Benefits of Autism
Genetic Strengths and Weaknesses
Autism is looked upon as a disease by the medical community, but there are many advantages to being autistic that are often overlooked.
The fact is that evolutionary processes will often select for certain characteristics that may at first seem to be counterproductive when it comes to survival. However, a closer look can show many advantages to certain genetic predispositions.
For example, the a single sickle cell anemia gene helps to protect against malaria. It is only when a person receives two copies of this gene that things go wrong.
Color blindness is a disadvantage during the daytime, but when the night arrives, color blind people have much better vision. People who are totally color blind can easily read a book by starlight.
The gene for attention deficit disorder is more common in tribal societies. It is believed that this gene helps a person to constantly scan their environment for danger.
Autism and Asperger's Syndrome is probably the result of several genes working together. There are genes that control a person's location on the Autistic Spectrum Disorder scale. Having to many of these genes is counterproductive just like having two copies of the sickle cell anemia gene.
However, being partially autistic has many advantages. If you know someone or have an autistic child, then you can reinforce these strengths while helping to mitigate their weaknesses.
The Autistic Advantage - Empathic Resistance
To understand the advantages that an autistic person owns, you need to understand their weaknesses and the cause of those weaknesses. You need to know how their brain is wired.
The typical person has an area of their brain that is wired to recognize faces. This area of the brain is distinct from the area used for recognizing objects. During their development, the typical person will build upon facial recognition to recognize visible emotions.
The autistic person has a deficit in the area of the brain used for recognizing faces, so they are forced to rely upon the object recognition area of their brain. As they mature, their ability to recognize visual emotions is greatly impaired.
The ability to know what another person is feeling is known as empathy. For the normal person, this is an instinctive understanding. The part of their brain that detects emotion in another person is directly wired to the emotional centers of the brain. When you see that somebody is sad, you actually feel slightly sad yourself. The typical person perceptions are directly wired to their own perceptions.
This understanding of the brain is verified by a few people with strokes to certain visual areas of their brain that make them unable to consciously see anything, but still feel what they see.

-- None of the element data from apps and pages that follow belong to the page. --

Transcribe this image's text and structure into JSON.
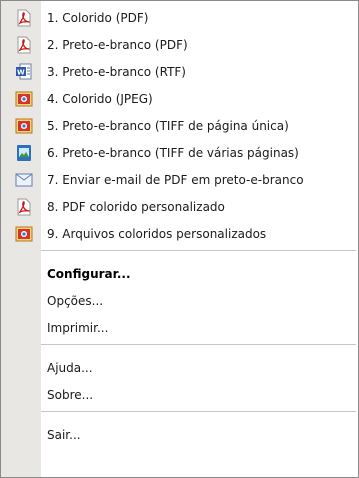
{
  "menu": {
    "items": [
      {
        "label": "1. Colorido (PDF)",
        "icon": "pdf-icon"
      },
      {
        "label": "2. Preto-e-branco (PDF)",
        "icon": "pdf-icon"
      },
      {
        "label": "3. Preto-e-branco (RTF)",
        "icon": "word-doc-icon"
      },
      {
        "label": "4. Colorido (JPEG)",
        "icon": "image-icon"
      },
      {
        "label": "5. Preto-e-branco (TIFF de página única)",
        "icon": "image-icon"
      },
      {
        "label": "6. Preto-e-branco (TIFF de várias páginas)",
        "icon": "multipage-image-icon"
      },
      {
        "label": "7. Enviar e-mail de PDF em preto-e-branco",
        "icon": "envelope-icon"
      },
      {
        "label": "8. PDF colorido personalizado",
        "icon": "pdf-icon"
      },
      {
        "label": "9. Arquivos coloridos personalizados",
        "icon": "image-icon"
      }
    ],
    "configurar": "Configurar...",
    "opcoes": "Opções...",
    "imprimir": "Imprimir...",
    "ajuda": "Ajuda...",
    "sobre": "Sobre...",
    "sair": "Sair..."
  }
}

They can feel whether a picture is sad or happy, but cannot tell you the gender or race of the person in the picture.
Because the autistic person is not empathically wired to their visual input, they must learn to identify emotions using other cues. The normal person has a huge head start in this area due to being able to feel another persons emotions through their empathic visual connections.
This direct empathic wiring makes a normal person subject to manipulation by others. A good speaker can manipulate the emotions of his audience by playing to their empathic centers. This is commonly known as demagoguery and results in herd behavior.
For example, a dishonest president could play on people's fear to start a preemptive war. Many presidents and dictators will use oratory to create a problem that is best solved intellectually rather than emotionally, then use the audience's emotion reaction to propose and implement an illogical solution to the problem.
Autistic people are fairly immune to herd behavior. Right now, they see the coming storm of economic collapse headed toward America. They are beginning to hoard silver, gold, and extra food to prepare for this storm. In the meantime, normal people continue to invest in cash and interest bearing bonds. Normal people figure that endless money can be printed without consequences, because their leaders say it is needed.
On a more immediate level, autistic people make great computer programmers, mechanics, mathematicians, physicists, scientists, and engineers. They also do well at jobs that require independence like delivery drivers or maintenance workers. Their poor social skills often make it hard for them to find the right kind of employment, but once employed, they usually outperform their fellow workers.